EXERCISE REQUIREMENTS: When a record holds a picture, leave the picture out and copy everything else exactly.
** Opening EXCERPTED RECORDS block **
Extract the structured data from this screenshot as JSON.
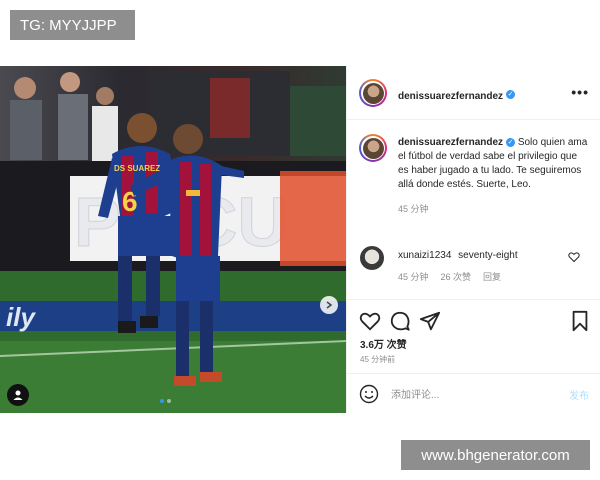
{
  "watermarks": {
    "top": "TG: MYYJJPP",
    "bottom": "www.bhgenerator.com"
  },
  "media": {
    "sponsor_text": "PS CU",
    "ad_text": "ily",
    "jersey_name": "DS SUAREZ",
    "jersey_number": "6",
    "next_icon": "chevron-right-icon",
    "tag_icon": "user-tag-icon",
    "carousel_count": 2
  },
  "post": {
    "username": "denissuarezfernandez",
    "verified_icon": "verified-badge-icon",
    "more_icon": "more-dots-icon",
    "caption": "Solo quien ama el fútbol de verdad sabe el privilegio que es haber jugado a tu lado. Te seguiremos allá donde estés. Suerte, Leo.",
    "caption_time": "45 分钟"
  },
  "comment": {
    "username": "xunaizi1234",
    "text": "seventy-eight",
    "time": "45 分钟",
    "likes": "26 次赞",
    "reply": "回复"
  },
  "actions": {
    "like_icon": "heart-icon",
    "comment_icon": "comment-bubble-icon",
    "share_icon": "paper-plane-icon",
    "save_icon": "bookmark-icon"
  },
  "stats": {
    "likes": "3.6万 次赞",
    "time": "45 分钟前"
  },
  "comment_box": {
    "emoji_icon": "emoji-icon",
    "placeholder": "添加评论...",
    "post_label": "发布"
  },
  "colors": {
    "accent": "#3897f0",
    "post_disabled": "#b2dffc",
    "barca_blue": "#1e3f8f",
    "barca_red": "#a3123a"
  }
}
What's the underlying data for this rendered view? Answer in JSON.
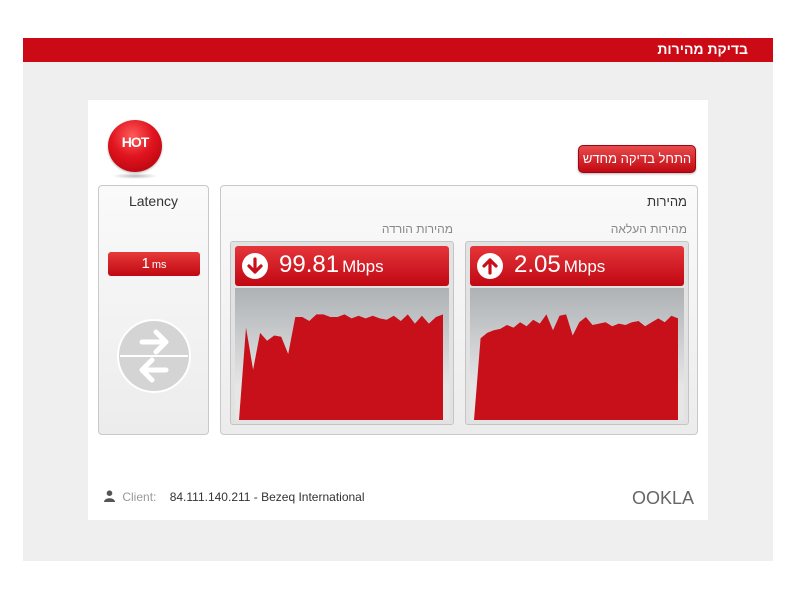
{
  "header": {
    "title": "בדיקת מהירות"
  },
  "logo": {
    "text": "HOT"
  },
  "start_button": {
    "label": "התחל בדיקה מחדש"
  },
  "latency": {
    "title": "Latency",
    "value": "1",
    "unit": "ms"
  },
  "speed": {
    "title": "מהירות",
    "upload": {
      "label": "מהירות העלאה",
      "value": "2.05",
      "unit": "Mbps",
      "icon": "arrow-up-icon",
      "history": [
        0.0,
        0.62,
        0.66,
        0.68,
        0.69,
        0.72,
        0.7,
        0.74,
        0.71,
        0.76,
        0.73,
        0.8,
        0.68,
        0.79,
        0.8,
        0.64,
        0.74,
        0.78,
        0.72,
        0.73,
        0.74,
        0.71,
        0.73,
        0.72,
        0.74,
        0.75,
        0.71,
        0.74,
        0.77,
        0.74,
        0.79,
        0.77
      ]
    },
    "download": {
      "label": "מהירות הורדה",
      "value": "99.81",
      "unit": "Mbps",
      "icon": "arrow-down-icon",
      "history": [
        0.0,
        0.7,
        0.38,
        0.66,
        0.6,
        0.64,
        0.63,
        0.5,
        0.78,
        0.78,
        0.75,
        0.8,
        0.8,
        0.78,
        0.78,
        0.8,
        0.77,
        0.79,
        0.77,
        0.79,
        0.77,
        0.76,
        0.79,
        0.75,
        0.8,
        0.73,
        0.79,
        0.73,
        0.78,
        0.8
      ]
    }
  },
  "client": {
    "label": "Client:",
    "value": "84.111.140.211 - Bezeq International"
  },
  "footer": {
    "brand": "OOKLA"
  },
  "colors": {
    "accent": "#cc0a16",
    "panel": "#ffffff",
    "frame": "#efefef"
  }
}
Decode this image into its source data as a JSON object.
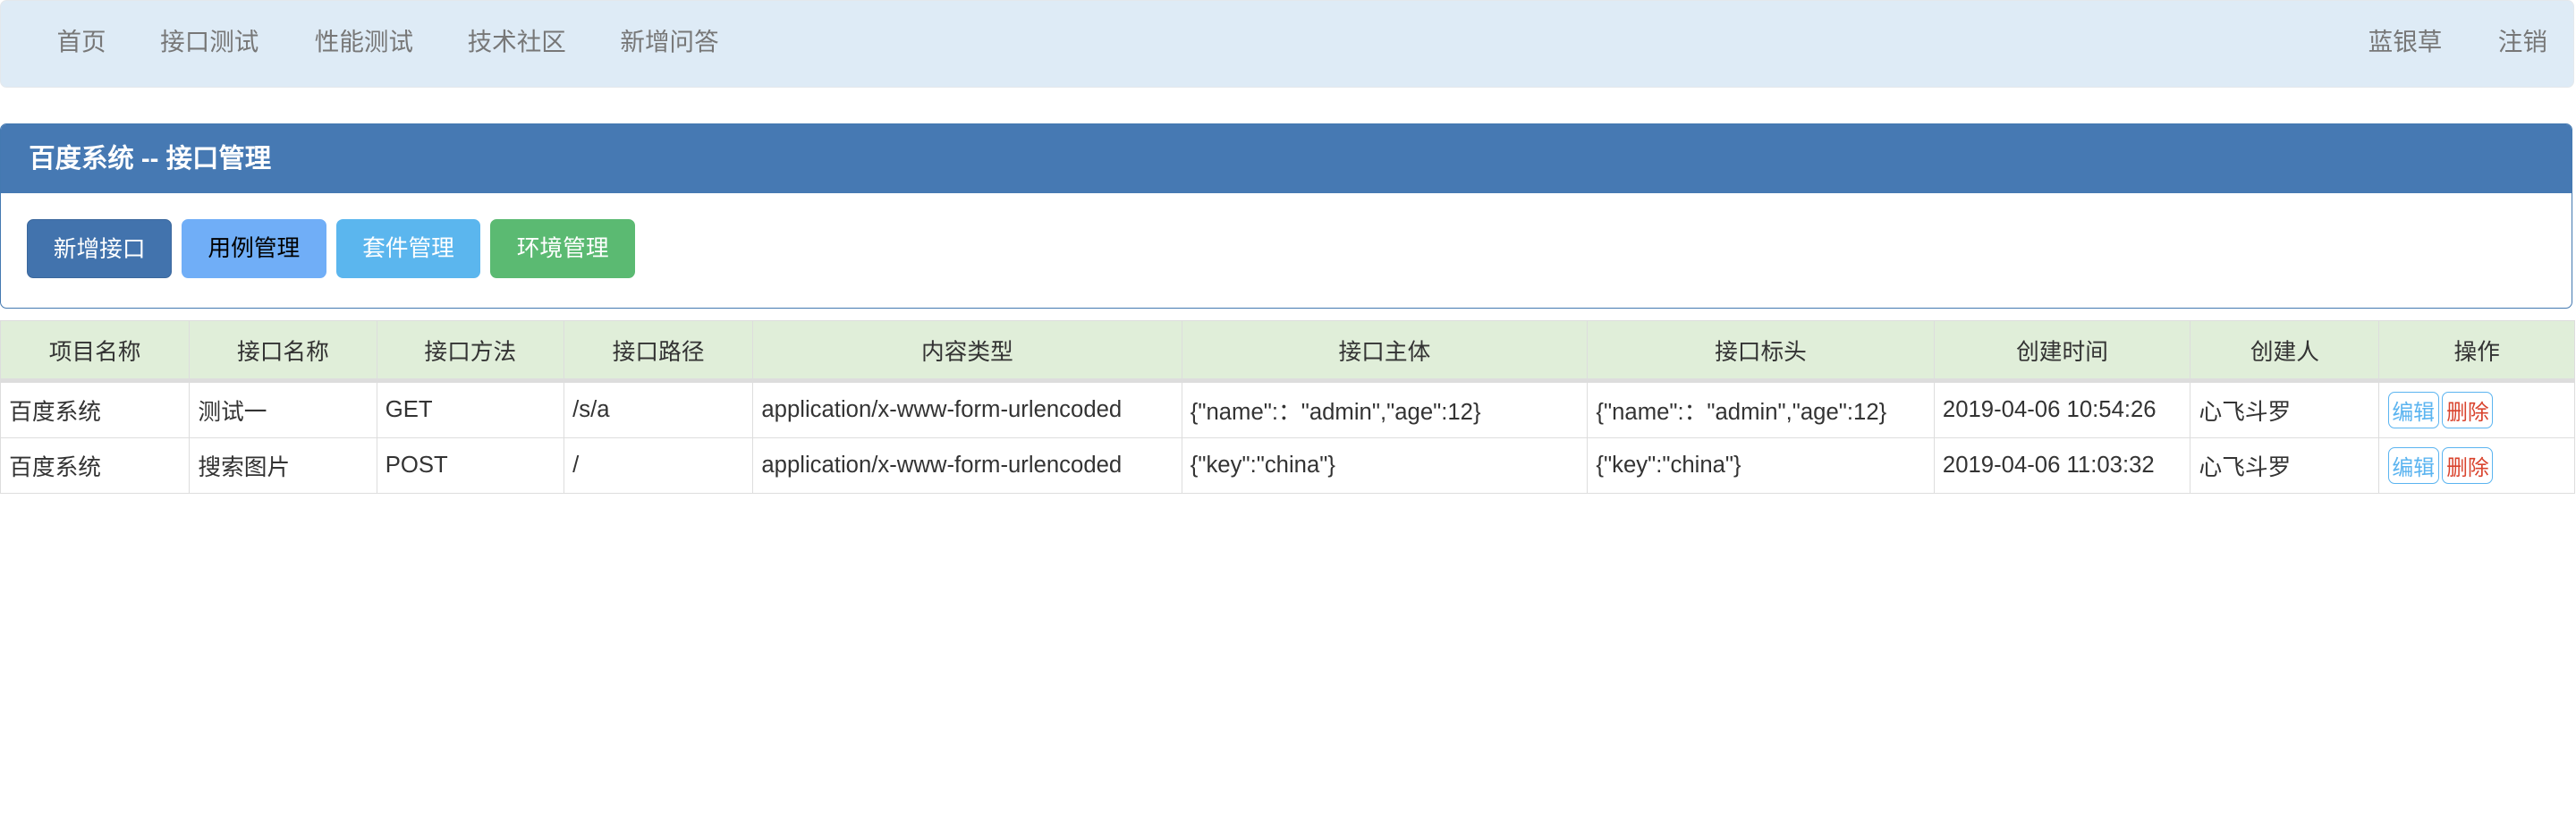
{
  "nav": {
    "items": [
      "首页",
      "接口测试",
      "性能测试",
      "技术社区",
      "新增问答"
    ],
    "user": "蓝银草",
    "logout": "注销"
  },
  "panel": {
    "title": "百度系统 -- 接口管理",
    "buttons": [
      "新增接口",
      "用例管理",
      "套件管理",
      "环境管理"
    ]
  },
  "table": {
    "headers": [
      "项目名称",
      "接口名称",
      "接口方法",
      "接口路径",
      "内容类型",
      "接口主体",
      "接口标头",
      "创建时间",
      "创建人",
      "操作"
    ],
    "rows": [
      [
        "百度系统",
        "测试一",
        "GET",
        "/s/a",
        "application/x-www-form-urlencoded",
        "{\"name\":：\"admin\",\"age\":12}",
        "{\"name\":：\"admin\",\"age\":12}",
        "2019-04-06 10:54:26",
        "心飞斗罗"
      ],
      [
        "百度系统",
        "搜索图片",
        "POST",
        "/",
        "application/x-www-form-urlencoded",
        "{\"key\":\"china\"}",
        "{\"key\":\"china\"}",
        "2019-04-06 11:03:32",
        "心飞斗罗"
      ]
    ],
    "edit": "编辑",
    "delete": "删除"
  },
  "colors": {
    "primary": "#4679b3",
    "info": "#5bc0de",
    "success": "#5cb85c",
    "header_bg": "#e0eed9",
    "nav_bg": "#deebf6"
  }
}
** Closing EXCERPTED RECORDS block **
COMPLETED TASK:
Extract the structured data from this screenshot as JSON.
{
  "watermarks": {
    "top": "TG: MYYJJPP",
    "bottom": "www.bhgenerator.com"
  },
  "media": {
    "sponsor_text": "PS CU",
    "ad_text": "ily",
    "jersey_name": "DS SUAREZ",
    "jersey_number": "6",
    "next_icon": "chevron-right-icon",
    "tag_icon": "user-tag-icon",
    "carousel_count": 2
  },
  "post": {
    "username": "denissuarezfernandez",
    "verified_icon": "verified-badge-icon",
    "more_icon": "more-dots-icon",
    "caption": "Solo quien ama el fútbol de verdad sabe el privilegio que es haber jugado a tu lado. Te seguiremos allá donde estés. Suerte, Leo.",
    "caption_time": "45 分钟"
  },
  "comment": {
    "username": "xunaizi1234",
    "text": "seventy-eight",
    "time": "45 分钟",
    "likes": "26 次赞",
    "reply": "回复"
  },
  "actions": {
    "like_icon": "heart-icon",
    "comment_icon": "comment-bubble-icon",
    "share_icon": "paper-plane-icon",
    "save_icon": "bookmark-icon"
  },
  "stats": {
    "likes": "3.6万 次赞",
    "time": "45 分钟前"
  },
  "comment_box": {
    "emoji_icon": "emoji-icon",
    "placeholder": "添加评论...",
    "post_label": "发布"
  },
  "colors": {
    "accent": "#3897f0",
    "post_disabled": "#b2dffc",
    "barca_blue": "#1e3f8f",
    "barca_red": "#a3123a"
  }
}
What's the underlying data for this rendered view? Answer in JSON.
{
  "header": {
    "title": "בדיקת מהירות"
  },
  "logo": {
    "text": "HOT"
  },
  "start_button": {
    "label": "התחל בדיקה מחדש"
  },
  "latency": {
    "title": "Latency",
    "value": "1",
    "unit": "ms"
  },
  "speed": {
    "title": "מהירות",
    "upload": {
      "label": "מהירות העלאה",
      "value": "2.05",
      "unit": "Mbps",
      "icon": "arrow-up-icon",
      "history": [
        0.0,
        0.62,
        0.66,
        0.68,
        0.69,
        0.72,
        0.7,
        0.74,
        0.71,
        0.76,
        0.73,
        0.8,
        0.68,
        0.79,
        0.8,
        0.64,
        0.74,
        0.78,
        0.72,
        0.73,
        0.74,
        0.71,
        0.73,
        0.72,
        0.74,
        0.75,
        0.71,
        0.74,
        0.77,
        0.74,
        0.79,
        0.77
      ]
    },
    "download": {
      "label": "מהירות הורדה",
      "value": "99.81",
      "unit": "Mbps",
      "icon": "arrow-down-icon",
      "history": [
        0.0,
        0.7,
        0.38,
        0.66,
        0.6,
        0.64,
        0.63,
        0.5,
        0.78,
        0.78,
        0.75,
        0.8,
        0.8,
        0.78,
        0.78,
        0.8,
        0.77,
        0.79,
        0.77,
        0.79,
        0.77,
        0.76,
        0.79,
        0.75,
        0.8,
        0.73,
        0.79,
        0.73,
        0.78,
        0.8
      ]
    }
  },
  "client": {
    "label": "Client:",
    "value": "84.111.140.211 - Bezeq International"
  },
  "footer": {
    "brand": "OOKLA"
  },
  "colors": {
    "accent": "#cc0a16",
    "panel": "#ffffff",
    "frame": "#efefef"
  }
}
Decode this image into its source data as a JSON object.
{
  "nav": {
    "items": [
      "首页",
      "接口测试",
      "性能测试",
      "技术社区",
      "新增问答"
    ],
    "user": "蓝银草",
    "logout": "注销"
  },
  "panel": {
    "title": "百度系统 -- 接口管理",
    "buttons": [
      "新增接口",
      "用例管理",
      "套件管理",
      "环境管理"
    ]
  },
  "table": {
    "headers": [
      "项目名称",
      "接口名称",
      "接口方法",
      "接口路径",
      "内容类型",
      "接口主体",
      "接口标头",
      "创建时间",
      "创建人",
      "操作"
    ],
    "rows": [
      [
        "百度系统",
        "测试一",
        "GET",
        "/s/a",
        "application/x-www-form-urlencoded",
        "{\"name\":：\"admin\",\"age\":12}",
        "{\"name\":：\"admin\",\"age\":12}",
        "2019-04-06 10:54:26",
        "心飞斗罗"
      ],
      [
        "百度系统",
        "搜索图片",
        "POST",
        "/",
        "application/x-www-form-urlencoded",
        "{\"key\":\"china\"}",
        "{\"key\":\"china\"}",
        "2019-04-06 11:03:32",
        "心飞斗罗"
      ]
    ],
    "edit": "编辑",
    "delete": "删除"
  },
  "colors": {
    "primary": "#4679b3",
    "info": "#5bc0de",
    "success": "#5cb85c",
    "header_bg": "#e0eed9",
    "nav_bg": "#deebf6"
  }
}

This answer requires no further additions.